Movie Reviews - April 2021

4 minute read

Wow, it’s been a whole year since I wrote any movie reviews. You’d think that staying home in a pandemic would give me lots of time to do blog entries, but apparently it more just leads to being too exhausted to do anything besides work. Fun.

I have been watching a fair number of movies in the past year, though, so my pending list to write reviews about has padded out nicely. And I’ve continued adding to my list of movies to watch at an even faster pace. So no worries about running out of material.

As always here’s my post about how I rate movies.
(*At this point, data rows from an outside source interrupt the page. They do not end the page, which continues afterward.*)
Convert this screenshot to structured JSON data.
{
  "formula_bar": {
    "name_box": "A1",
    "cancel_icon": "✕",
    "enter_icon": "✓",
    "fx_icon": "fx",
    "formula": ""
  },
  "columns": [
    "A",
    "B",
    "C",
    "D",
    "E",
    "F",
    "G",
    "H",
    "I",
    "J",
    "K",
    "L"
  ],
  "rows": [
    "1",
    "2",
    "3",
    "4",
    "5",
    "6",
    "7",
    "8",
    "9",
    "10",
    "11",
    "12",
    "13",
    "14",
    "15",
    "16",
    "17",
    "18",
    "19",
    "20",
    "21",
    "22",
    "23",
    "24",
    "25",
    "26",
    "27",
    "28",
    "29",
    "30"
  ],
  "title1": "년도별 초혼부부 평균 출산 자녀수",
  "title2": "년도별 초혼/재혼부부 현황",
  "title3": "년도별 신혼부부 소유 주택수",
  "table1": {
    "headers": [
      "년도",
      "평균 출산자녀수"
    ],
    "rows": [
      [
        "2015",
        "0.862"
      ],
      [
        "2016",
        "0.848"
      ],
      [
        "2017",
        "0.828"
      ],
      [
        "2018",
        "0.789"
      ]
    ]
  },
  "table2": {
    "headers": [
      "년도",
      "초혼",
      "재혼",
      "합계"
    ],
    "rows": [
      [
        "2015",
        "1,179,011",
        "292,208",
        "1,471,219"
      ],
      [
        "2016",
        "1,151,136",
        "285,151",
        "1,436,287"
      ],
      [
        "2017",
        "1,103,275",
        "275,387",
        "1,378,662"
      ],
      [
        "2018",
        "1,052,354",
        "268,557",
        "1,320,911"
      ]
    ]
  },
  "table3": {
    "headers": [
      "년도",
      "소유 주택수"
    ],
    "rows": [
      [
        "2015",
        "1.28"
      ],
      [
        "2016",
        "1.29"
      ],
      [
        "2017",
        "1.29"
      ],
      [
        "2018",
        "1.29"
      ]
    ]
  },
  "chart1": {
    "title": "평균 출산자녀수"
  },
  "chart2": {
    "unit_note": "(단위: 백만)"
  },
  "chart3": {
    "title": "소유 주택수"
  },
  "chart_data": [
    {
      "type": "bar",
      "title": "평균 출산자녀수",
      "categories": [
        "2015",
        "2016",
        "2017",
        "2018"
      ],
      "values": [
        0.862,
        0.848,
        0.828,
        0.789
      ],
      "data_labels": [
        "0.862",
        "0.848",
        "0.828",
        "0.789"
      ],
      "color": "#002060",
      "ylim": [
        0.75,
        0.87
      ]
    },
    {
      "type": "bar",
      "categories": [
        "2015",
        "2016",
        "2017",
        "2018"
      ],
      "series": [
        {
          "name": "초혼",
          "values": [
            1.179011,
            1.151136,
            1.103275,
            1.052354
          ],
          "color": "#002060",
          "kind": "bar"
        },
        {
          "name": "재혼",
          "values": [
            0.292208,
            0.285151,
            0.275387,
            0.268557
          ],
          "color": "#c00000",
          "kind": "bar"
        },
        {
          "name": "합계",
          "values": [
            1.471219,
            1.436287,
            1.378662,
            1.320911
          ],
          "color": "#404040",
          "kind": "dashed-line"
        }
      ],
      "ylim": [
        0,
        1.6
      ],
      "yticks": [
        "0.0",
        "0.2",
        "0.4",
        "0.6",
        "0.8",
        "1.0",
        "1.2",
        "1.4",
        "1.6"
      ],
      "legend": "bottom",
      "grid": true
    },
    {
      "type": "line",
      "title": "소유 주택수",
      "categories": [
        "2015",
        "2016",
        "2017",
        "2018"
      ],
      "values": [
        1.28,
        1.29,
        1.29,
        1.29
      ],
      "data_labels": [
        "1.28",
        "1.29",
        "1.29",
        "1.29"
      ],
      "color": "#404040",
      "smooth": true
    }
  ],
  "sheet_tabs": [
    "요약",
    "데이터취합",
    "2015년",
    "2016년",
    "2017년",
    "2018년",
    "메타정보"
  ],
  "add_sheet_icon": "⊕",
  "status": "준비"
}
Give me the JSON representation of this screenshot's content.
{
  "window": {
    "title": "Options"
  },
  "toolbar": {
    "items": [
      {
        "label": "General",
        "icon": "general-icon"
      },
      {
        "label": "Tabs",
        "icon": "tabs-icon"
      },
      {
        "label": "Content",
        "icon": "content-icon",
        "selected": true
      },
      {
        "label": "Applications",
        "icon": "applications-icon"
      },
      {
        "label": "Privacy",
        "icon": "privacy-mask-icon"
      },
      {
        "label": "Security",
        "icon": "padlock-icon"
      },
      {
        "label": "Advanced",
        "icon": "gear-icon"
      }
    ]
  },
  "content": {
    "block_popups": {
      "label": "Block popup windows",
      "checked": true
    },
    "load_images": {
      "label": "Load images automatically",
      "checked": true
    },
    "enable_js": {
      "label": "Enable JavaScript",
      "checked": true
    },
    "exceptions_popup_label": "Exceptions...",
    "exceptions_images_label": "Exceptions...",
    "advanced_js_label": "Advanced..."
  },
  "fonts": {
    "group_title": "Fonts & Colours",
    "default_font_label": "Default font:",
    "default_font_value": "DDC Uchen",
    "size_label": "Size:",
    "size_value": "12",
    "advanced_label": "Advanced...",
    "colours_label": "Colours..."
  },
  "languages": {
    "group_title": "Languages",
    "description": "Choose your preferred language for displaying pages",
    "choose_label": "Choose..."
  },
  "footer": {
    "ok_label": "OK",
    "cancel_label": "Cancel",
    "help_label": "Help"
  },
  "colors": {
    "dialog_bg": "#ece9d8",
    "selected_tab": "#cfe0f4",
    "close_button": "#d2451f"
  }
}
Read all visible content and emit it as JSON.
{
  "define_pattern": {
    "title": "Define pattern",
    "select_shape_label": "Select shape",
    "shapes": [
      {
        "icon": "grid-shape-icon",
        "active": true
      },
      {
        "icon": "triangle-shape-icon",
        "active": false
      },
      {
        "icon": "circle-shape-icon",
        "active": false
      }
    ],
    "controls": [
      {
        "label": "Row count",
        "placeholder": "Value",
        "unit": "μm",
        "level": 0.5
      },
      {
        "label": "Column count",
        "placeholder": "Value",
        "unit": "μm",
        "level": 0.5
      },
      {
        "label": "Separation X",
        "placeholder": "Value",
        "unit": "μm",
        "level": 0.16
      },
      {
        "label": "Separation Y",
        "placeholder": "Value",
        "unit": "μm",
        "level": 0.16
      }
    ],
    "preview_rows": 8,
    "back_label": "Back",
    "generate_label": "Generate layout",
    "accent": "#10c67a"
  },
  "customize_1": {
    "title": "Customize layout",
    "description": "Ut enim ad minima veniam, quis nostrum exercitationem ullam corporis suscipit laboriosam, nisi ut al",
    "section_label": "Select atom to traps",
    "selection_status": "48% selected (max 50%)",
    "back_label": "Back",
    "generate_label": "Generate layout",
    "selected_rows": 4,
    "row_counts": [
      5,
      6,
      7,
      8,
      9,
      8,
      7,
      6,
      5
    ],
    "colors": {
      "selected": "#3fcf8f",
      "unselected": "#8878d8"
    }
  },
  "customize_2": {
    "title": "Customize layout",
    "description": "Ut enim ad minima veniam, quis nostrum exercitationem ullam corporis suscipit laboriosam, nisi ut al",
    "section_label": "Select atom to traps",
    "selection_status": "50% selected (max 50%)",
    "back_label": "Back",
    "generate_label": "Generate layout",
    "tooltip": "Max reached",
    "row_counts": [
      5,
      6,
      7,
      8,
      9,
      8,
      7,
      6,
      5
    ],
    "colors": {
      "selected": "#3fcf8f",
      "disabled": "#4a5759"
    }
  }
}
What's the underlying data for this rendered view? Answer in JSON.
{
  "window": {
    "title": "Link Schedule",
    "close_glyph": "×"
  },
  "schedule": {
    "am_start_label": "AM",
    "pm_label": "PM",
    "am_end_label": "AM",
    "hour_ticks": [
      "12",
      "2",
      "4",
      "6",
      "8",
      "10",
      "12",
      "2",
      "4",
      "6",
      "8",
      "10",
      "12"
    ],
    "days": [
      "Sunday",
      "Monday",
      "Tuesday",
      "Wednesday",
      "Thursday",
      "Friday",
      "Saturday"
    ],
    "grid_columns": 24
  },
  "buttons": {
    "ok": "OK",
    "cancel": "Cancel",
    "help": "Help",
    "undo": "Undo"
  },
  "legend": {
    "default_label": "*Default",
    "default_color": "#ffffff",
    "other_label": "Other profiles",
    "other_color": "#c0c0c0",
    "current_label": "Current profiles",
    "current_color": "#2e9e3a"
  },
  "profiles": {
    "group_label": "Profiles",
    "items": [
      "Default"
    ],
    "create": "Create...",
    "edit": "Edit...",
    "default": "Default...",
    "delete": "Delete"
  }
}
There’s a bit of a system, but mostly it’s just my whims.

Also apparently I can just post the IMDB links here with the new version of Ghost and it converts to snippets, that’s pretty cool – I’ll do that and then add my reviews below them. (Update: now retrofitted with The Movie Database links instead) (Update 2: removed embeds now no longer on Ghost)

Pacific Rim: Uprising 3/10 – I generally enjoy the spectacle of the Pacific Rim movies, but this one just was not good. The plot didn’t make a lot of sense, it was even more jingoistic and celebratory of the military than normal, and a lot of the fun and silliness from the first movie went too far and didn’t land this time. Meh.

The Lone Ranger 3/10 – Johnny Depp playing a caricature of a Native American is bad enough, but the rest is also bad. I didn’t remember Armie Hammer was in it, but that would certainly help further explain why it was not good. Some interesting story ideas and action sequences prevent it from falling all the way to 1/10, but also meh.

Demon City Shinjuku 3/10 – I’ve got a real string of winners to start out this time. Anyway, I don’t remember much about this movie, even after watching the trailer again. So… MEH.

Ant-Man and the Wasp 6/10 – This generation of Marvel movies all have a similar feel. Paul Rudd is able to land the comedy and heart-felt moments better than some other actors, but nothing in the standard MCU formulaic plot and characters can really elevate it beyond an “OK” level. Added point for finally bringing Janet Van Dyne back instead of just moping about her endlessly.

The Legend of Zu 2/10 – Yes, the drek continues. There was some OK action in this, but it was all very silly, and not in a good way. Plot was super sketchy and not consistent. Basically no character development beyond stereotypic tropes. Not a great use of time unless you have literally nothing else to do.

Fantastic Beasts: The Crimes of Grindelwald 6/10 – I had originally rated this a 7, but I’m dropping it a point in retrospect. It’s generally an OK movie with great special effects, as you’d expect. Characters from the first movie continue to develop, and this fills in a bunch of back story from the later Harry Potter stories. Johnny Depp is a compelling villain because I really dislike him outside his characters. Worth one watch, but not two.

Attraction 6/10 – Netflix has definitely helped me watch more films from other countries. This one is a fun sci-fi film from Russia. It’s not without issues – most of the characters and their motivations are pretty stereotypical, and the plot is pretty basic – but the approach to the sci-fi aspects is different enough to make it a more interesting watch, and it doesn’t have any jarring issues. There is a sequel, and I plan to watch it.

The Changeover 8/10 – Originally rated 7, but bumped up one in retrospect. I really like this film. It’s a small story from New Zeland focused on a family going through a magical horror scenario, and it’s very well done. The acting is great, the plot is solid and believable, and as a whole it’s very satisfying. I was extremely pleased to watch a scary movie with a young female protagonist who had zero sexual trauma inflicted on her by the older male antagonist in the course of the story. Recommended.

Renaissance 8/10 – This is definitely a film that starts with a lot of conceits – it’s a sci-fi movie from French filmmakers that’s in extremely well-animated black and white. Luckily it also works quite well. The story is a bit predictable once it gets closer to the end, but still enjoyable. It certainly deserves it’s film festival wins, I’m surprised there are not more. Worth watching at least once, I may watch it again.

Battling Butler 7/10 – I have a tendency to rate movies from the 1910s and 1920s higher than they might rate if taken in a vacuum, because I see so many things in the next hundred years of movies that are based on them. The story in this movie is not particularly excellent by itself, the characters don’t have much depth, and the camera work and acting are not particularly startling (aside from Buster Keaton’s always astounding physical abilities). But adding the context that this is from 1926, so a lot is being done for the first time – both capturing on film and presenting to film audiences – and it becomes much more impressive.

That’s it for now!